Well, it seems that United Airlines has taken to giving passengers such a warning on their website. For example, on the flights between Boston and Washington, DC leaving on October 27 and returning on October 29, a notice appeared warning that only four seats remain at the outrageous price of $497 plus taxes/fees for a particular flight. [See separate previous story about this high fare.] I better grab my seats, I thought to myself, before the price gets even higher.
Thinking that there might be more seats available on alternate flights the same day, I starting clicking all the various flight options shown.
As you can see, no matter what flight combination was chosen, whether it be six in the morning or nine at night, “only” four seats were left on EVERY flight in either direction. Coincidence? I think not. It looks like United is using a bit of a scare tactic, not unlike that used by timeshare hucksters — “this deal is available today only, if you delay, you will miss out”.
Since MrConsumer was going to fly to DC anyway, he decided to test United’s system to see if they were displaying an actual count of seats left. At the time of the test, it was not obvious that these were “code-share” flights actually operated by US Airways.
Below is the flight selection screen MrConsumer saw just prior to booking his flights. Note that supposedly only four seats are left at the price shown.

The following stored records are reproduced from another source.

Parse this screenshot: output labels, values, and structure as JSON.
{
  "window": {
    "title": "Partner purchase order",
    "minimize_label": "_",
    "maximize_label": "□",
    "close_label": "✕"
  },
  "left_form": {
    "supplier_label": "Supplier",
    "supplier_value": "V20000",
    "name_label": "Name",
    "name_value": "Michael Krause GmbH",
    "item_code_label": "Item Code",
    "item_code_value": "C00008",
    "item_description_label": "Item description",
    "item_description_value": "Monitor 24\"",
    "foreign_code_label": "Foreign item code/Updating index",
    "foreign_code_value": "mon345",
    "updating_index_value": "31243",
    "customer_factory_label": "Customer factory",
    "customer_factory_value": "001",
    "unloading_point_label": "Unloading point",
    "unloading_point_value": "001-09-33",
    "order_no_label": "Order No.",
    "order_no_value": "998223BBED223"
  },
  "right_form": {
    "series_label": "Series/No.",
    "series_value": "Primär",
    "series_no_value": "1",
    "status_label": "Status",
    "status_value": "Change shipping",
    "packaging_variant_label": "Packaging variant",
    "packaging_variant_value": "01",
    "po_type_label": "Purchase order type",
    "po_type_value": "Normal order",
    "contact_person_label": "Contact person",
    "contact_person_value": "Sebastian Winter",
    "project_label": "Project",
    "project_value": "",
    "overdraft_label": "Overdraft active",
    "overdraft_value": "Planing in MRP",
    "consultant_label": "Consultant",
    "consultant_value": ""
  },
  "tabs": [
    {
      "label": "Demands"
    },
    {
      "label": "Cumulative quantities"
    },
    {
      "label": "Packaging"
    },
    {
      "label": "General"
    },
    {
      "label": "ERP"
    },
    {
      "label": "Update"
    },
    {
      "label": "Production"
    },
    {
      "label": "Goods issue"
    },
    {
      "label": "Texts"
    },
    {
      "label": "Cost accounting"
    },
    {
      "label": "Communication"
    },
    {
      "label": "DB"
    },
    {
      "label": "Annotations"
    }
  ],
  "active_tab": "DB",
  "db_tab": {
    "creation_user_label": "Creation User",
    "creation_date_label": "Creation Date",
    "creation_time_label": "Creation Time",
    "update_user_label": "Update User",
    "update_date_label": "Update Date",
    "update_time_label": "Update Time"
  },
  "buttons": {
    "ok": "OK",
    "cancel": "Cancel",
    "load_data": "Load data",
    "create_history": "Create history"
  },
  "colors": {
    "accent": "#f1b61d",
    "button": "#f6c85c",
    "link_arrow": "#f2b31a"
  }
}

And here is a new fare selection page moments after one of the four remaining seats was purchased:
Hmmm… still only four seats available at the posted price after I bought one of them. Hmmmm. Incidentally, a check of their website three days later revealed the same “only 4 seats left” warning for all flights.
Mouse Print* asked United Airlines for an explanation of how it could be that “only 4 seats” were left on all these flights, and that the number did not decrease when a ticket was purchased.
“First, we are able to book certain codeshare partners (e.g., US Airways) on united.com, however we can only view 4 seats of their inventory at a time, when in fact there may be more available. This is a technical constraint.” — United media relations
It seems to me that United should not be displaying their “only 4 tickets left” warning when they know that it is not an accurate statement of the actual number of seats remaining on the flight.
It is not known how accurate these seat availability warnings are on regular United flights.
Filed under: Travel — Edgar (aka MrConsumer) @ 5:24 am
Airfares between Boston and Washington, DC — a flight that is only about one hour actually in the air — have skyrocked in recent years to as much as $518 roundtrip.
Take this trip from Wednesday October 27, 2010 until Friday that week:
Over $500 for a one hour flight is crazy, you have to agree, but that is the price being charged by US Airways, Delta, United and American.
Now, let’s price out that same flight, exactly one week later — leaving on Wednesday Nov. 3 and returning that Friday:
Wow… the fare fell to $149 from $518 on most major carriers – a more than 70% price drop. What’s going on here?
“JetBlue Airways today is proud to announce plans to serve the popular Ronald Reagan Washington National Airport (DCA), its third airport in the Washington region, with seven daily nonstop flights to Boston’s Logan International Airport (BOS) and one daily nonstop flight each to Fort Lauderdale-Hollywood International Airport (FLL) and Orlando International Airport (MCO) beginning November 1, 2010.” — JetBlue press release.
While there was plenty of competition in the Boston to DC market, there wasn’t any real price competition, until JetBlue, a low-cost carrier, entered the market. You really have to wonder how did it come to pass that all those legacy carriers uniformly charged that outrageous $518 price?